* _Task brief_
Retype, word for word, only the lines from the one containing "What data populates" through the last line of the listing below. Pictures do not belong in the result.

* _The data_

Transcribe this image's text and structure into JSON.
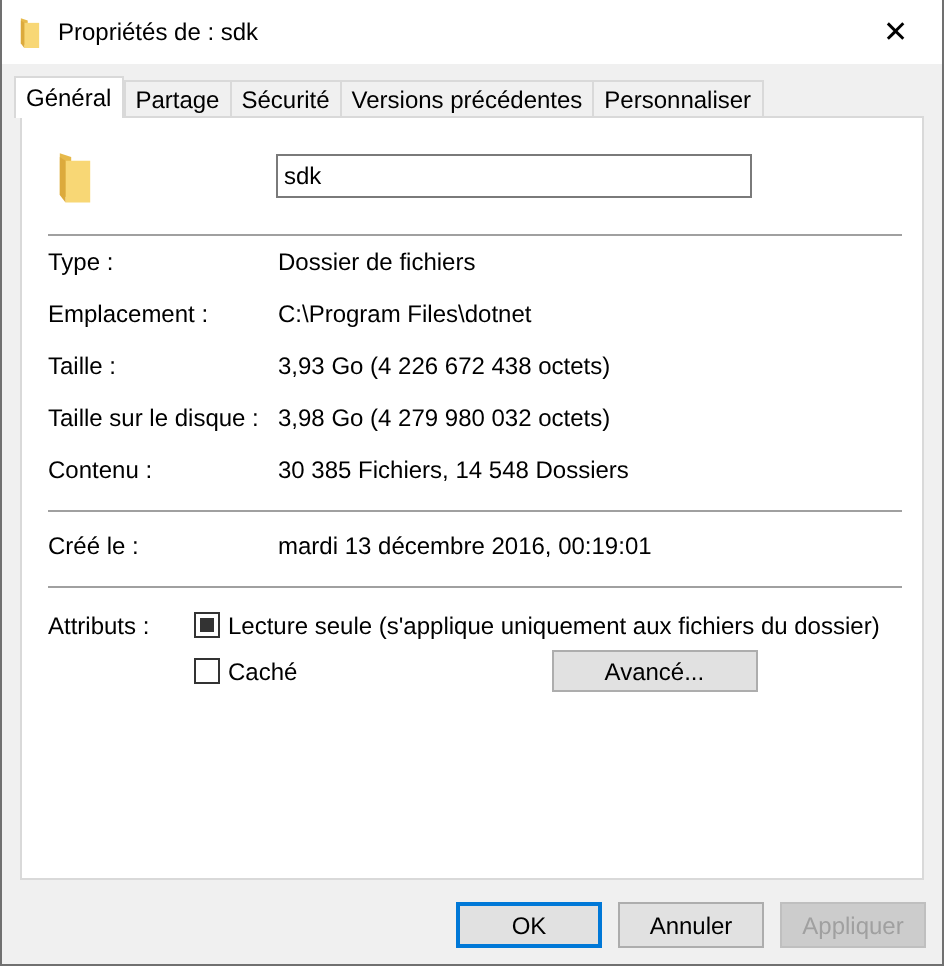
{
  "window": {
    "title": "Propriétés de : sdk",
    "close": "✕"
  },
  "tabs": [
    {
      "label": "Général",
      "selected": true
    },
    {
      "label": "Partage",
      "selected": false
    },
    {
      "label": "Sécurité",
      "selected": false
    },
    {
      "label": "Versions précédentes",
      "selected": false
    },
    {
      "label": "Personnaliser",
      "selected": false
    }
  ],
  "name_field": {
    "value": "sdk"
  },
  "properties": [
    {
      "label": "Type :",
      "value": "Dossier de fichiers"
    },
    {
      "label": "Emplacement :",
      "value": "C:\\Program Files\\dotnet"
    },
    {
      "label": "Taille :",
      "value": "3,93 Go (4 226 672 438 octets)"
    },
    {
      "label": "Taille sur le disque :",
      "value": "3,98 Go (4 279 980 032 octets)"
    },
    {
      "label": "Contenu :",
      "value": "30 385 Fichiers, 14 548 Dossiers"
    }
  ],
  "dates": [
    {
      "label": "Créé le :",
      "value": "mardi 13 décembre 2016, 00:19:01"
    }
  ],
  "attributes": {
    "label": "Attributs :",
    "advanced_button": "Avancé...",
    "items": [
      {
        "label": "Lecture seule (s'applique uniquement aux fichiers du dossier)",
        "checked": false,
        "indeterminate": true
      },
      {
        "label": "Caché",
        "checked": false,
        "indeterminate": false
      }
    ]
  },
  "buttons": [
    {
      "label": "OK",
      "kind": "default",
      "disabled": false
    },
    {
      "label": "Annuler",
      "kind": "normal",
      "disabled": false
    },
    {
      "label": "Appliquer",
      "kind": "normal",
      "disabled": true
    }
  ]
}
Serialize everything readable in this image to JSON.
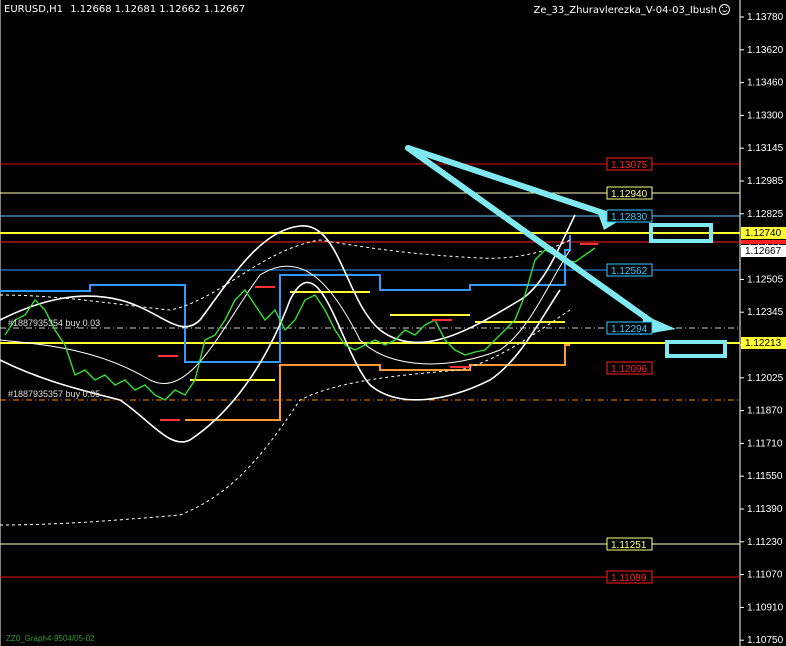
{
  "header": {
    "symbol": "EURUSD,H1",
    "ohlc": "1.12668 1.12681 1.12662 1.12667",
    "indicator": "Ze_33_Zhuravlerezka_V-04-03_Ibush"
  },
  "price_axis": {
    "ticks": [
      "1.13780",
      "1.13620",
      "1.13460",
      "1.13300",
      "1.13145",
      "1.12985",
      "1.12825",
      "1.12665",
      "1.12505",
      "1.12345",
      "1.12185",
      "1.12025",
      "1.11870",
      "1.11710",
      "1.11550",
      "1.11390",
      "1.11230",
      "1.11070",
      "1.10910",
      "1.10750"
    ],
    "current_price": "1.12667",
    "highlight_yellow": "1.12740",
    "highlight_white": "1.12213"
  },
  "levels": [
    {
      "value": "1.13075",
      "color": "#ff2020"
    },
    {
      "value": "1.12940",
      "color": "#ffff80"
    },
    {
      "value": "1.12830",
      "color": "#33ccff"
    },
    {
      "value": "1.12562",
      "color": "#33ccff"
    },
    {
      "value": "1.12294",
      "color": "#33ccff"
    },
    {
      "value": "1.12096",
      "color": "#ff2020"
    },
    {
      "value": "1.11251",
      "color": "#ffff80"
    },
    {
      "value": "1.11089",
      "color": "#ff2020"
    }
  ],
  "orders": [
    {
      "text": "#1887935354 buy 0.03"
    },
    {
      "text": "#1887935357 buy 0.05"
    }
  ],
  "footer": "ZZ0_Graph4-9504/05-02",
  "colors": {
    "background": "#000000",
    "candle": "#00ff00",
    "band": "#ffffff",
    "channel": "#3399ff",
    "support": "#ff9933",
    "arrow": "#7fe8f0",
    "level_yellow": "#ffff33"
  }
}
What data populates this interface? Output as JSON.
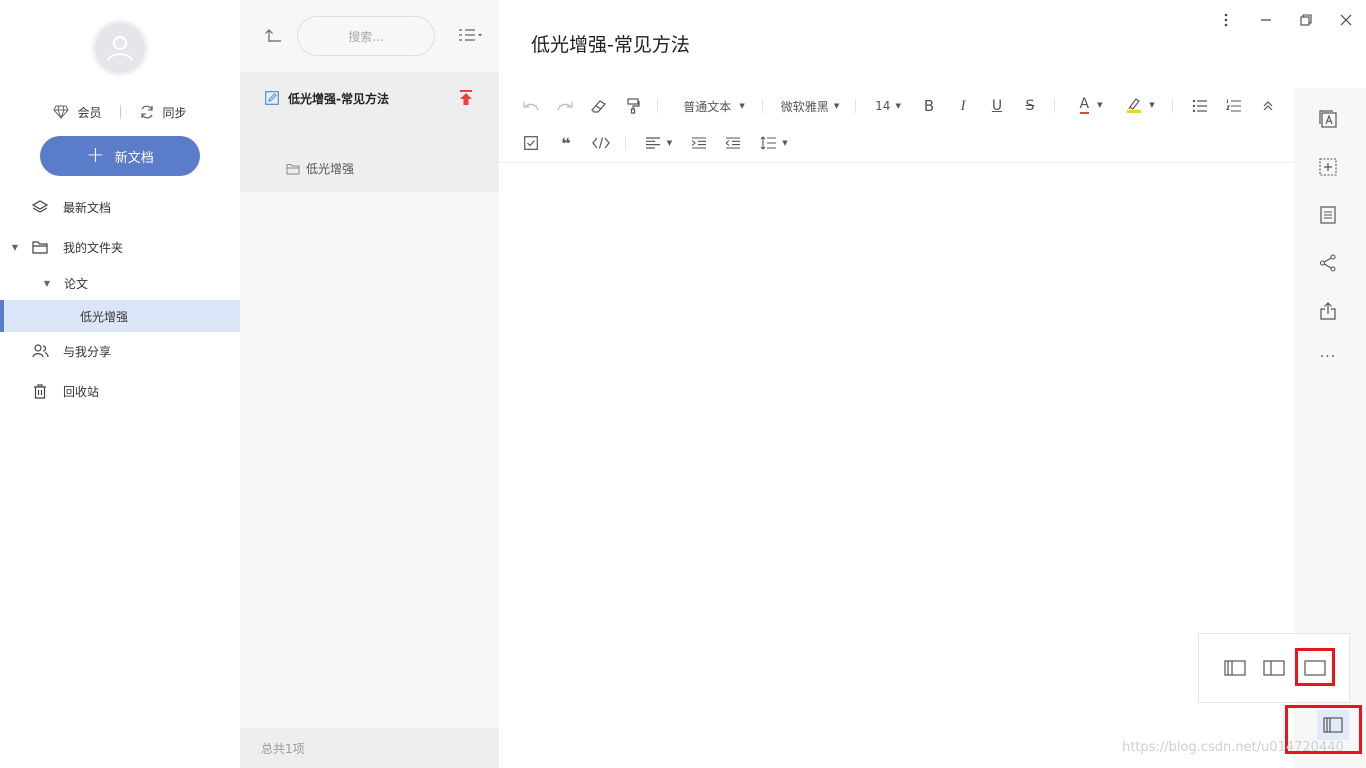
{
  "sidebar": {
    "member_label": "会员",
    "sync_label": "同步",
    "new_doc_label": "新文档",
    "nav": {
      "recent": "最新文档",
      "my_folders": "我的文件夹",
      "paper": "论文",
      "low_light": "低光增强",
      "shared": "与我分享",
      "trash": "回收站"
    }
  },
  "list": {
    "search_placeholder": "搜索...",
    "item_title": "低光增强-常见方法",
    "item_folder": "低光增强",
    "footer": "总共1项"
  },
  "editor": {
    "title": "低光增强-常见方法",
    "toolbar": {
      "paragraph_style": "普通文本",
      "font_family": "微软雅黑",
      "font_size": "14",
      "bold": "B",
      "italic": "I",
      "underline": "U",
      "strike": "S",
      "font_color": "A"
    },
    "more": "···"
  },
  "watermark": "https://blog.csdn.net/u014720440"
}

* _Solution for this problem_
What data populates this interface? Output as JSON.
{
  "sidebar": {
    "member_label": "会员",
    "sync_label": "同步",
    "new_doc_label": "新文档",
    "nav": {
      "recent": "最新文档",
      "my_folders": "我的文件夹",
      "paper": "论文",
      "low_light": "低光增强",
      "shared": "与我分享",
      "trash": "回收站"
    }
  },
  "list": {
    "search_placeholder": "搜索...",
    "item_title": "低光增强-常见方法",
    "item_folder": "低光增强",
    "footer": "总共1项"
  },
  "editor": {
    "title": "低光增强-常见方法",
    "toolbar": {
      "paragraph_style": "普通文本",
      "font_family": "微软雅黑",
      "font_size": "14",
      "bold": "B",
      "italic": "I",
      "underline": "U",
      "strike": "S",
      "font_color": "A"
    },
    "more": "···"
  },
  "watermark": "https://blog.csdn.net/u014720440"
}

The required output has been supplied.